Web page and app entries:
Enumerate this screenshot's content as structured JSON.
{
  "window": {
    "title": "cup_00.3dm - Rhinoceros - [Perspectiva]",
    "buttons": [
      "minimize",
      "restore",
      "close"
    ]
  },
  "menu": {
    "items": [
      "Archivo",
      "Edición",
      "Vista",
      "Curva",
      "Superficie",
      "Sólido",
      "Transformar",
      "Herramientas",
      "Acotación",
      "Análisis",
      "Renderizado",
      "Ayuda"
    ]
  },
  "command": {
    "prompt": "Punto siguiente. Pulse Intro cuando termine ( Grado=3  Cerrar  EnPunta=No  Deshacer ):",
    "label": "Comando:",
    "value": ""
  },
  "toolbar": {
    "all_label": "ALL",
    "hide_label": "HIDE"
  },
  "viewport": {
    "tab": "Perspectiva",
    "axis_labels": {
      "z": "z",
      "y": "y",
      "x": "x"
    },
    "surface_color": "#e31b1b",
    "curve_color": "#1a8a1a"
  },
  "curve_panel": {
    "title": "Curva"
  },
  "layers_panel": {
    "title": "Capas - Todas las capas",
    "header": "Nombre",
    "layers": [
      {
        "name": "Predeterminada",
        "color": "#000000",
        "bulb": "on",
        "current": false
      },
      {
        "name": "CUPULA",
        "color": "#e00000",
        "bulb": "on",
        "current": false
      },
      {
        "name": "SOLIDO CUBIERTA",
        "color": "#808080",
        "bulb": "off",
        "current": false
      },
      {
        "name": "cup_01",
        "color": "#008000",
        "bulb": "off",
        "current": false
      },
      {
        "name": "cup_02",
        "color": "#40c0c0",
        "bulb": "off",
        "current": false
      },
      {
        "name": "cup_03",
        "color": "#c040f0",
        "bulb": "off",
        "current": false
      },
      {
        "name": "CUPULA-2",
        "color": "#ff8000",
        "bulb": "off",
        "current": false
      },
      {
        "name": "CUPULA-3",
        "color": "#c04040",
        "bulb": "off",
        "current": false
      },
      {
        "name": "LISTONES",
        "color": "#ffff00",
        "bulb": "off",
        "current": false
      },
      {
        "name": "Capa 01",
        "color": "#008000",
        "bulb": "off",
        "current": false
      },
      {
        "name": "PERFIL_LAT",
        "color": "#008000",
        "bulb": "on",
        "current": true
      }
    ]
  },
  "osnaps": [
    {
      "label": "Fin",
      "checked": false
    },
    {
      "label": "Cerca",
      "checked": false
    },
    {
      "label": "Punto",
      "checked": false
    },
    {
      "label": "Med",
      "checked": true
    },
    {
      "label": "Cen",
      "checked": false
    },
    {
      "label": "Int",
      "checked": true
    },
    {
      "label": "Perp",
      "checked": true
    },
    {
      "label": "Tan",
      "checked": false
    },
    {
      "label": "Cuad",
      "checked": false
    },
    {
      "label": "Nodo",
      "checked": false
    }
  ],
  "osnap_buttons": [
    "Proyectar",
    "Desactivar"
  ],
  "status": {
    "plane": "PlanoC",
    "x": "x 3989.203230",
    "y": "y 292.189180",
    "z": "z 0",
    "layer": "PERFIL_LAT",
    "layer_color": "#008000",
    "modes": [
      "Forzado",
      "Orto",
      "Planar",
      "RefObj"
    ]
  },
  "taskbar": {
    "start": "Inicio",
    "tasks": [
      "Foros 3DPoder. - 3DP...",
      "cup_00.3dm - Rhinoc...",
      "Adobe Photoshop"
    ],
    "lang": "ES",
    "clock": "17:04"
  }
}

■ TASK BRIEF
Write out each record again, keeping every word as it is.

■ THE ANSWER
Enumerate this screenshot's content as structured JSON.
{
  "window": {
    "title": "cup_00.3dm - Rhinoceros - [Perspectiva]",
    "buttons": [
      "minimize",
      "restore",
      "close"
    ]
  },
  "menu": {
    "items": [
      "Archivo",
      "Edición",
      "Vista",
      "Curva",
      "Superficie",
      "Sólido",
      "Transformar",
      "Herramientas",
      "Acotación",
      "Análisis",
      "Renderizado",
      "Ayuda"
    ]
  },
  "command": {
    "prompt": "Punto siguiente. Pulse Intro cuando termine ( Grado=3  Cerrar  EnPunta=No  Deshacer ):",
    "label": "Comando:",
    "value": ""
  },
  "toolbar": {
    "all_label": "ALL",
    "hide_label": "HIDE"
  },
  "viewport": {
    "tab": "Perspectiva",
    "axis_labels": {
      "z": "z",
      "y": "y",
      "x": "x"
    },
    "surface_color": "#e31b1b",
    "curve_color": "#1a8a1a"
  },
  "curve_panel": {
    "title": "Curva"
  },
  "layers_panel": {
    "title": "Capas - Todas las capas",
    "header": "Nombre",
    "layers": [
      {
        "name": "Predeterminada",
        "color": "#000000",
        "bulb": "on",
        "current": false
      },
      {
        "name": "CUPULA",
        "color": "#e00000",
        "bulb": "on",
        "current": false
      },
      {
        "name": "SOLIDO CUBIERTA",
        "color": "#808080",
        "bulb": "off",
        "current": false
      },
      {
        "name": "cup_01",
        "color": "#008000",
        "bulb": "off",
        "current": false
      },
      {
        "name": "cup_02",
        "color": "#40c0c0",
        "bulb": "off",
        "current": false
      },
      {
        "name": "cup_03",
        "color": "#c040f0",
        "bulb": "off",
        "current": false
      },
      {
        "name": "CUPULA-2",
        "color": "#ff8000",
        "bulb": "off",
        "current": false
      },
      {
        "name": "CUPULA-3",
        "color": "#c04040",
        "bulb": "off",
        "current": false
      },
      {
        "name": "LISTONES",
        "color": "#ffff00",
        "bulb": "off",
        "current": false
      },
      {
        "name": "Capa 01",
        "color": "#008000",
        "bulb": "off",
        "current": false
      },
      {
        "name": "PERFIL_LAT",
        "color": "#008000",
        "bulb": "on",
        "current": true
      }
    ]
  },
  "osnaps": [
    {
      "label": "Fin",
      "checked": false
    },
    {
      "label": "Cerca",
      "checked": false
    },
    {
      "label": "Punto",
      "checked": false
    },
    {
      "label": "Med",
      "checked": true
    },
    {
      "label": "Cen",
      "checked": false
    },
    {
      "label": "Int",
      "checked": true
    },
    {
      "label": "Perp",
      "checked": true
    },
    {
      "label": "Tan",
      "checked": false
    },
    {
      "label": "Cuad",
      "checked": false
    },
    {
      "label": "Nodo",
      "checked": false
    }
  ],
  "osnap_buttons": [
    "Proyectar",
    "Desactivar"
  ],
  "status": {
    "plane": "PlanoC",
    "x": "x 3989.203230",
    "y": "y 292.189180",
    "z": "z 0",
    "layer": "PERFIL_LAT",
    "layer_color": "#008000",
    "modes": [
      "Forzado",
      "Orto",
      "Planar",
      "RefObj"
    ]
  },
  "taskbar": {
    "start": "Inicio",
    "tasks": [
      "Foros 3DPoder. - 3DP...",
      "cup_00.3dm - Rhinoc...",
      "Adobe Photoshop"
    ],
    "lang": "ES",
    "clock": "17:04"
  }
}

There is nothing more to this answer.